* **RECORDS FOR PROCESSING**:
——

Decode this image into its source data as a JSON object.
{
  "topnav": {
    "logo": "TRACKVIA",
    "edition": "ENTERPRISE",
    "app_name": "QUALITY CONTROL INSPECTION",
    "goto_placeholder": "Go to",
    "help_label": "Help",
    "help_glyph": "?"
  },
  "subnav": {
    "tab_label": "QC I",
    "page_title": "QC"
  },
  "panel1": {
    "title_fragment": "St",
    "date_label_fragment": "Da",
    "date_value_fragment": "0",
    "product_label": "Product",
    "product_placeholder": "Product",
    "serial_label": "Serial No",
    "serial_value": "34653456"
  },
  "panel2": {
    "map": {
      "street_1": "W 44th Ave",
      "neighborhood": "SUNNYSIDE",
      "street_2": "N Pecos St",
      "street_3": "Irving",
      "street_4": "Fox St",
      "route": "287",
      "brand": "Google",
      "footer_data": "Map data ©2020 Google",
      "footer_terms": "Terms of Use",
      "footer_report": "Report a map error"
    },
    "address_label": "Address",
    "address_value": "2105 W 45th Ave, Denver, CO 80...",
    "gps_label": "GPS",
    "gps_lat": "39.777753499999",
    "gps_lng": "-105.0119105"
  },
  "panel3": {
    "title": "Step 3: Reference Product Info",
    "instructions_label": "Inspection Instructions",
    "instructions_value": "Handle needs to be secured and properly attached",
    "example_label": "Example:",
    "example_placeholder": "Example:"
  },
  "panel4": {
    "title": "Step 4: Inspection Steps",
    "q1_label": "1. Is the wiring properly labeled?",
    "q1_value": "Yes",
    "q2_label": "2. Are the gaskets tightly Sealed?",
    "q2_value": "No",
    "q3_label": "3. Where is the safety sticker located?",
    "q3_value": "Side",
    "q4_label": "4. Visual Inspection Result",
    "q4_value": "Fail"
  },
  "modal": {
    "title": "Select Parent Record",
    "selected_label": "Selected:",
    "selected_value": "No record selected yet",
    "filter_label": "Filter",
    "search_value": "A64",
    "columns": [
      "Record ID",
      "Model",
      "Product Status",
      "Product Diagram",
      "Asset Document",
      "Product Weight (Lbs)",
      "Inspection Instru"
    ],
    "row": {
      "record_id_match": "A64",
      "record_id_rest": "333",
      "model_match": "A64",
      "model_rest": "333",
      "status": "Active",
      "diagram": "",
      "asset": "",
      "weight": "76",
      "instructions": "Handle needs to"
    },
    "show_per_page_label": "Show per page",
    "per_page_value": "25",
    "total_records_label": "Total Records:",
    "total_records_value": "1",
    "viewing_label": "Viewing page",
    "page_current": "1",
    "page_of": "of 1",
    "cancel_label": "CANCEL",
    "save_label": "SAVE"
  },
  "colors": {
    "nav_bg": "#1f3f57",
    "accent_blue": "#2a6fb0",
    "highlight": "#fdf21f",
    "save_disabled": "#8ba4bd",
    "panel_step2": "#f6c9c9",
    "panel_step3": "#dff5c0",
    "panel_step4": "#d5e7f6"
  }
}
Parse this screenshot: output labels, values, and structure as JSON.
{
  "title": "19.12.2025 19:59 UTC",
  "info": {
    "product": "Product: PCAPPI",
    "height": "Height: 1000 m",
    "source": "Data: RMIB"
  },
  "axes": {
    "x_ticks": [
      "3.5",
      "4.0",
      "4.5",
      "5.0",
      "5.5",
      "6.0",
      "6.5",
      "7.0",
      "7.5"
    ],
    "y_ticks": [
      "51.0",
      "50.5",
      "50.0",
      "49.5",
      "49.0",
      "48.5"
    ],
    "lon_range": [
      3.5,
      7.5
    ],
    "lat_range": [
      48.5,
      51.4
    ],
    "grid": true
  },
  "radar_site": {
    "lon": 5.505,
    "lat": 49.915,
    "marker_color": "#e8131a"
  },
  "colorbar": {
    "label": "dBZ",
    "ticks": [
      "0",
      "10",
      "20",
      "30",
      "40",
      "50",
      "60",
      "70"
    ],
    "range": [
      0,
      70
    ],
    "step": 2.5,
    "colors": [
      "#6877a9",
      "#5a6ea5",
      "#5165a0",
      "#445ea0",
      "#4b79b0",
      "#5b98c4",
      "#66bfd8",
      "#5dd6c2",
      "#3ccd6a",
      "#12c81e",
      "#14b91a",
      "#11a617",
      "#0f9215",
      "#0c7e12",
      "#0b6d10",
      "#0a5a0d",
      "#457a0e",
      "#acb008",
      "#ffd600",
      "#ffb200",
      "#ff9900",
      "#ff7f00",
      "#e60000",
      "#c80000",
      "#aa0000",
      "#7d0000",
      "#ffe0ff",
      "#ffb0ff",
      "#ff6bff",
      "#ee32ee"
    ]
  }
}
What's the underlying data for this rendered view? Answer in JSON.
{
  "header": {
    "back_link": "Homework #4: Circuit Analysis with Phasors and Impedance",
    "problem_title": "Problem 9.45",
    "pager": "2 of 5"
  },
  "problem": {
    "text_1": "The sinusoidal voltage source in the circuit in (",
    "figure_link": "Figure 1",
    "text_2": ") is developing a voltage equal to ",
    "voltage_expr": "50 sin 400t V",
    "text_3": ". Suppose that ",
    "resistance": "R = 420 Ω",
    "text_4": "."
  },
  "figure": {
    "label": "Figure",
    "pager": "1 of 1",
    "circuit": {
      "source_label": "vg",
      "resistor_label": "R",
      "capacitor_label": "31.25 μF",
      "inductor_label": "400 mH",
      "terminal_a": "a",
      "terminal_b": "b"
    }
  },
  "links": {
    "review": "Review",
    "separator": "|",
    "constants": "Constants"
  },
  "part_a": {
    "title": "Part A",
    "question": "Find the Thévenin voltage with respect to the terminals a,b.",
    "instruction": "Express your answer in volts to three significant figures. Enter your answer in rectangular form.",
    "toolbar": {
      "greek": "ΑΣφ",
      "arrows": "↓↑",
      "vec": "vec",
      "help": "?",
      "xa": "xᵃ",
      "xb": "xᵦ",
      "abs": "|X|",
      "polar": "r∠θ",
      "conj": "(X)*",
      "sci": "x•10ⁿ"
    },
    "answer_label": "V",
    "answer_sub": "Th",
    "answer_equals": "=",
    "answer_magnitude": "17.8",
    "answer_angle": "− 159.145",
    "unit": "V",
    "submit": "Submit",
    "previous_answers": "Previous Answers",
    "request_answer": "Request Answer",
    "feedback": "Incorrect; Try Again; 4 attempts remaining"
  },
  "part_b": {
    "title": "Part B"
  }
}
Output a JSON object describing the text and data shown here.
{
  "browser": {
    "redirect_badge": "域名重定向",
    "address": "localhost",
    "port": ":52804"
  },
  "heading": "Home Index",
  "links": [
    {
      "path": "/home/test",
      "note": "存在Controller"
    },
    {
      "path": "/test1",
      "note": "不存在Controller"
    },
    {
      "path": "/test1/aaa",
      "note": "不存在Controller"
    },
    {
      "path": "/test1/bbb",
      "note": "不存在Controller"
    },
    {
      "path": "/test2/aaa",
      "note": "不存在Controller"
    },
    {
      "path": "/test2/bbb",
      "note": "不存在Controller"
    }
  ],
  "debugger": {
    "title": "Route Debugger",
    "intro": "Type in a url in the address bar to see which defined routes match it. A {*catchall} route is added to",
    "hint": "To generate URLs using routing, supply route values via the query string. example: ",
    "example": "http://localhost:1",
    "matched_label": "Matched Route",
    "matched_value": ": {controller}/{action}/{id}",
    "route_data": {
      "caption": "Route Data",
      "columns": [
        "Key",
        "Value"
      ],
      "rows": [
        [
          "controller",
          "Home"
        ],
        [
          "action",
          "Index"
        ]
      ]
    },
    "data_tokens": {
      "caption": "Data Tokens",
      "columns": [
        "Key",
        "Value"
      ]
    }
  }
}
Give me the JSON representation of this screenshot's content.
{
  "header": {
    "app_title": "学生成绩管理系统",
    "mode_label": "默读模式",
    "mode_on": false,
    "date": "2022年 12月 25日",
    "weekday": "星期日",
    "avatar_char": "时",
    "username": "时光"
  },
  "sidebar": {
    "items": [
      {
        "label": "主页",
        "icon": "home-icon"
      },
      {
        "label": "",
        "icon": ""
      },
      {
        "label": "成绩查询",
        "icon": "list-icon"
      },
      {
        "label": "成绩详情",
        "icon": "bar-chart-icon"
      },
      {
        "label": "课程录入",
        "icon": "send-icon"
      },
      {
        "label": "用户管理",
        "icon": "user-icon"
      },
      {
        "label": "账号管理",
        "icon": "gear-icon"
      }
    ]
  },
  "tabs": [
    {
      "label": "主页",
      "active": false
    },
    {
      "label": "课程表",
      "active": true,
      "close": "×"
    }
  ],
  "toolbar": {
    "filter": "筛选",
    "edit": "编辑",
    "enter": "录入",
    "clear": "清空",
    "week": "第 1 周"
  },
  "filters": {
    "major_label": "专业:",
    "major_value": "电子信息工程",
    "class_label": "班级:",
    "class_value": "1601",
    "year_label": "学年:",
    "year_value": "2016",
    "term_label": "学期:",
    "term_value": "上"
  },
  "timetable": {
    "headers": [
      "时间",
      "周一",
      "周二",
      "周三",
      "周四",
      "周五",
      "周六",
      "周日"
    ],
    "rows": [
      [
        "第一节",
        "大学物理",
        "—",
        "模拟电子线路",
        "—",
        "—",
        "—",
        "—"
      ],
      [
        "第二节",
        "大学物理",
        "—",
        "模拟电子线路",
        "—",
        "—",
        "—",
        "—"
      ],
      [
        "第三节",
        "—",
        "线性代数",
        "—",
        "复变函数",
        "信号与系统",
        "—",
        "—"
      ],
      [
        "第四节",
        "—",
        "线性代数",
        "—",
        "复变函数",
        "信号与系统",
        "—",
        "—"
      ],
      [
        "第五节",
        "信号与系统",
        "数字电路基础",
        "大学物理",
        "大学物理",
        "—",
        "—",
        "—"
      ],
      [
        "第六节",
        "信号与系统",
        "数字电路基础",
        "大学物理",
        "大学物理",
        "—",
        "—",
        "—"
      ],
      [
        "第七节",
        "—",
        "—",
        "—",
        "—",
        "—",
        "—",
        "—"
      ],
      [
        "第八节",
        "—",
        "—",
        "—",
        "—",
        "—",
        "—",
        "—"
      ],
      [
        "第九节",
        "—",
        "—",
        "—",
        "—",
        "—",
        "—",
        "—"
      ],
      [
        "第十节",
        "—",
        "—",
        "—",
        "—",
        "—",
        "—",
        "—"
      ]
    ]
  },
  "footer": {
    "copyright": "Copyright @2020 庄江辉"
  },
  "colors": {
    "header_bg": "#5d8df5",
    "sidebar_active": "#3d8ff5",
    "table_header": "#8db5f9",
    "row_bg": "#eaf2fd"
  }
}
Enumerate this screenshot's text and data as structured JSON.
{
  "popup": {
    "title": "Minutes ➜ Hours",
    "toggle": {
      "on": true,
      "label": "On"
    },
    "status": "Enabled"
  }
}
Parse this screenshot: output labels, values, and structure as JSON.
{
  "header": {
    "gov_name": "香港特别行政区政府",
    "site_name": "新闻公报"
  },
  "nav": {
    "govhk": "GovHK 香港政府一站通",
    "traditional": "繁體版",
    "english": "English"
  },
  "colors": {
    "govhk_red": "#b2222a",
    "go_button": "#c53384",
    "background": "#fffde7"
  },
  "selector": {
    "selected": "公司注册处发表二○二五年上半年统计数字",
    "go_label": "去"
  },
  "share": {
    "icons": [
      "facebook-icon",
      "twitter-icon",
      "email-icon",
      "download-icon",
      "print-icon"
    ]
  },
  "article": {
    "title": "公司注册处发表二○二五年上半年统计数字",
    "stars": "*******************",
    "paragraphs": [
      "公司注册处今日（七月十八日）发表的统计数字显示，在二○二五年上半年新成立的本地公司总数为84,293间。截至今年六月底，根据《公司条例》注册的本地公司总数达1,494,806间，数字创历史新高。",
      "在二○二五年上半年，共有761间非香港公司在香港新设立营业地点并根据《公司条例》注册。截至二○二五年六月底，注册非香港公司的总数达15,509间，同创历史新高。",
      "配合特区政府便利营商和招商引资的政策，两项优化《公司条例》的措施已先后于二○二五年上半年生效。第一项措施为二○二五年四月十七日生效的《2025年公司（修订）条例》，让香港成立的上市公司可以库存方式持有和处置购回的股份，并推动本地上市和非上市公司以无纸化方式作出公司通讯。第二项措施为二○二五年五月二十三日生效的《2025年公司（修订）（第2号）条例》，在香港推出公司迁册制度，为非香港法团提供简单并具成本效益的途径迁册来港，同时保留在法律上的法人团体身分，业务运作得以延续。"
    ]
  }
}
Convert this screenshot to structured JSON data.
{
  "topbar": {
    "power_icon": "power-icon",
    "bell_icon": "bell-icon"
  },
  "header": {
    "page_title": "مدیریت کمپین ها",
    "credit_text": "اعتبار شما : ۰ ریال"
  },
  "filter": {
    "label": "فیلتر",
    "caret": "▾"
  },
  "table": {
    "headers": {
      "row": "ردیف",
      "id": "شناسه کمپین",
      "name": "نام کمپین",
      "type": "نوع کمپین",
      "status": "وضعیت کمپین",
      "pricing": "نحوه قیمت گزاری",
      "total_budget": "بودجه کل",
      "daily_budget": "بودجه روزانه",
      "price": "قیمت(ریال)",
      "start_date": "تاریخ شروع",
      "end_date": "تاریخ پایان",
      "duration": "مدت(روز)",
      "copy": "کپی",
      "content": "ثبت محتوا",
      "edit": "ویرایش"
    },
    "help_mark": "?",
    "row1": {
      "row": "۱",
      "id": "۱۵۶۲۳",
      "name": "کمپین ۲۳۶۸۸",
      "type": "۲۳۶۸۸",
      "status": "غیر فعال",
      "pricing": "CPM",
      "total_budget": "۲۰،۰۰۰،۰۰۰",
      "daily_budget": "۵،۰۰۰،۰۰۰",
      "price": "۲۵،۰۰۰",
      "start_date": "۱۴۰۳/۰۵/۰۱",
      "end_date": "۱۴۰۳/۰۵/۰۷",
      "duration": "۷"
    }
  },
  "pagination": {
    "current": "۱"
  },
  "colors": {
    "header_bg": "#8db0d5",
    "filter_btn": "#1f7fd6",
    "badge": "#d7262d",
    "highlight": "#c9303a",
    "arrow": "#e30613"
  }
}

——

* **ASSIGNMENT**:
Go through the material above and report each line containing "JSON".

* **EXPECTED ANSWER**:
Decode this image into its source data as a JSON object.
Parse this screenshot: output labels, values, and structure as JSON.
What's the underlying data for this rendered view? Answer in JSON.
Output a JSON object describing the text and data shown here.
Give me the JSON representation of this screenshot's content.
Enumerate this screenshot's text and data as structured JSON.
Parse this screenshot: output labels, values, and structure as JSON.
Convert this screenshot to structured JSON data.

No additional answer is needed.